DIRECTIONS FOR THIS TASK:
Line by line, copy out the entries exactly and leave the pictures behind.

### RECORDS FOR THE EXERCISE ###

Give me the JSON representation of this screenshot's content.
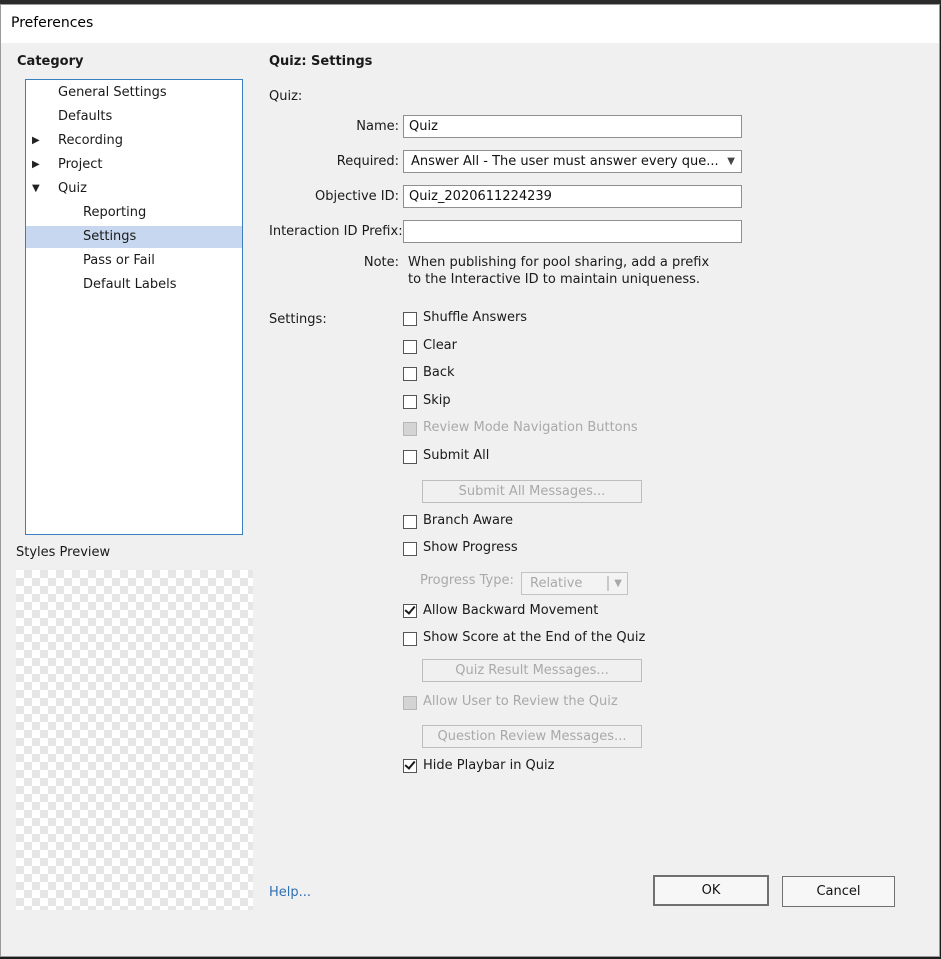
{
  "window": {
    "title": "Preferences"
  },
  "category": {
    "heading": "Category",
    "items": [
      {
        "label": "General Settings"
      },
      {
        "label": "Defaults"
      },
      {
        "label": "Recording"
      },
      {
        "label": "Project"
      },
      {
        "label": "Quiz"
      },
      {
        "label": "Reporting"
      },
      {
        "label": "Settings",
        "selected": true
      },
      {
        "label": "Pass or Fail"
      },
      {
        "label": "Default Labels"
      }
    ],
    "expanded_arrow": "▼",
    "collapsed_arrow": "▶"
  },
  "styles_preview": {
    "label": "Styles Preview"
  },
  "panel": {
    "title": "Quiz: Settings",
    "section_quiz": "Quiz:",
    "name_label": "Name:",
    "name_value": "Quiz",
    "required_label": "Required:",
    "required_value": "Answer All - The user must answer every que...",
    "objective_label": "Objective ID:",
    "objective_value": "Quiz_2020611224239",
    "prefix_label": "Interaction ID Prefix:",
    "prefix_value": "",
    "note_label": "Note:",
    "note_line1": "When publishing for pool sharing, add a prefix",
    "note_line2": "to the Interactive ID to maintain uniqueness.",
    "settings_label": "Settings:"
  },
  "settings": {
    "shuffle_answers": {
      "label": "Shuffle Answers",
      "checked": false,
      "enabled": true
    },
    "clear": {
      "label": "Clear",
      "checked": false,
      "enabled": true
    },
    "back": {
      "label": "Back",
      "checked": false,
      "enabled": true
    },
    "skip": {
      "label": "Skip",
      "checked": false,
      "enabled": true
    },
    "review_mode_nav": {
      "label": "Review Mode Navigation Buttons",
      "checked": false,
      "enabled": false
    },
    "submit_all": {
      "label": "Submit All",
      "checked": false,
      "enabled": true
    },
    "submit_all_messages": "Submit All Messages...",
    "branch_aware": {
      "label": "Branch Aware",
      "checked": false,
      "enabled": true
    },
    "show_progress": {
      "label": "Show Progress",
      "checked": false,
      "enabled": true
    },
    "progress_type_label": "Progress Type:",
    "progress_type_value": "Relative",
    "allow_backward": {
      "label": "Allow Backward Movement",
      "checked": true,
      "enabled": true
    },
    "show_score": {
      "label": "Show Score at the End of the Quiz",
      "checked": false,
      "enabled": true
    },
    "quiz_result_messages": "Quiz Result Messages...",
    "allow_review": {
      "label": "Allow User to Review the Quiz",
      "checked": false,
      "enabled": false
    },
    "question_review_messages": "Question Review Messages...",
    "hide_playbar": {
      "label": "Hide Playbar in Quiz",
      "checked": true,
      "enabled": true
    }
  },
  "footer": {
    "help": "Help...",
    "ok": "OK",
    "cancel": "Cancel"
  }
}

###

EXERCISE OUTPUT:
Give me the JSON representation of this screenshot's content.
{
  "window": {
    "title": "Preferences"
  },
  "category": {
    "heading": "Category",
    "items": [
      {
        "label": "General Settings"
      },
      {
        "label": "Defaults"
      },
      {
        "label": "Recording"
      },
      {
        "label": "Project"
      },
      {
        "label": "Quiz"
      },
      {
        "label": "Reporting"
      },
      {
        "label": "Settings",
        "selected": true
      },
      {
        "label": "Pass or Fail"
      },
      {
        "label": "Default Labels"
      }
    ],
    "expanded_arrow": "▼",
    "collapsed_arrow": "▶"
  },
  "styles_preview": {
    "label": "Styles Preview"
  },
  "panel": {
    "title": "Quiz: Settings",
    "section_quiz": "Quiz:",
    "name_label": "Name:",
    "name_value": "Quiz",
    "required_label": "Required:",
    "required_value": "Answer All - The user must answer every que...",
    "objective_label": "Objective ID:",
    "objective_value": "Quiz_2020611224239",
    "prefix_label": "Interaction ID Prefix:",
    "prefix_value": "",
    "note_label": "Note:",
    "note_line1": "When publishing for pool sharing, add a prefix",
    "note_line2": "to the Interactive ID to maintain uniqueness.",
    "settings_label": "Settings:"
  },
  "settings": {
    "shuffle_answers": {
      "label": "Shuffle Answers",
      "checked": false,
      "enabled": true
    },
    "clear": {
      "label": "Clear",
      "checked": false,
      "enabled": true
    },
    "back": {
      "label": "Back",
      "checked": false,
      "enabled": true
    },
    "skip": {
      "label": "Skip",
      "checked": false,
      "enabled": true
    },
    "review_mode_nav": {
      "label": "Review Mode Navigation Buttons",
      "checked": false,
      "enabled": false
    },
    "submit_all": {
      "label": "Submit All",
      "checked": false,
      "enabled": true
    },
    "submit_all_messages": "Submit All Messages...",
    "branch_aware": {
      "label": "Branch Aware",
      "checked": false,
      "enabled": true
    },
    "show_progress": {
      "label": "Show Progress",
      "checked": false,
      "enabled": true
    },
    "progress_type_label": "Progress Type:",
    "progress_type_value": "Relative",
    "allow_backward": {
      "label": "Allow Backward Movement",
      "checked": true,
      "enabled": true
    },
    "show_score": {
      "label": "Show Score at the End of the Quiz",
      "checked": false,
      "enabled": true
    },
    "quiz_result_messages": "Quiz Result Messages...",
    "allow_review": {
      "label": "Allow User to Review the Quiz",
      "checked": false,
      "enabled": false
    },
    "question_review_messages": "Question Review Messages...",
    "hide_playbar": {
      "label": "Hide Playbar in Quiz",
      "checked": true,
      "enabled": true
    }
  },
  "footer": {
    "help": "Help...",
    "ok": "OK",
    "cancel": "Cancel"
  }
}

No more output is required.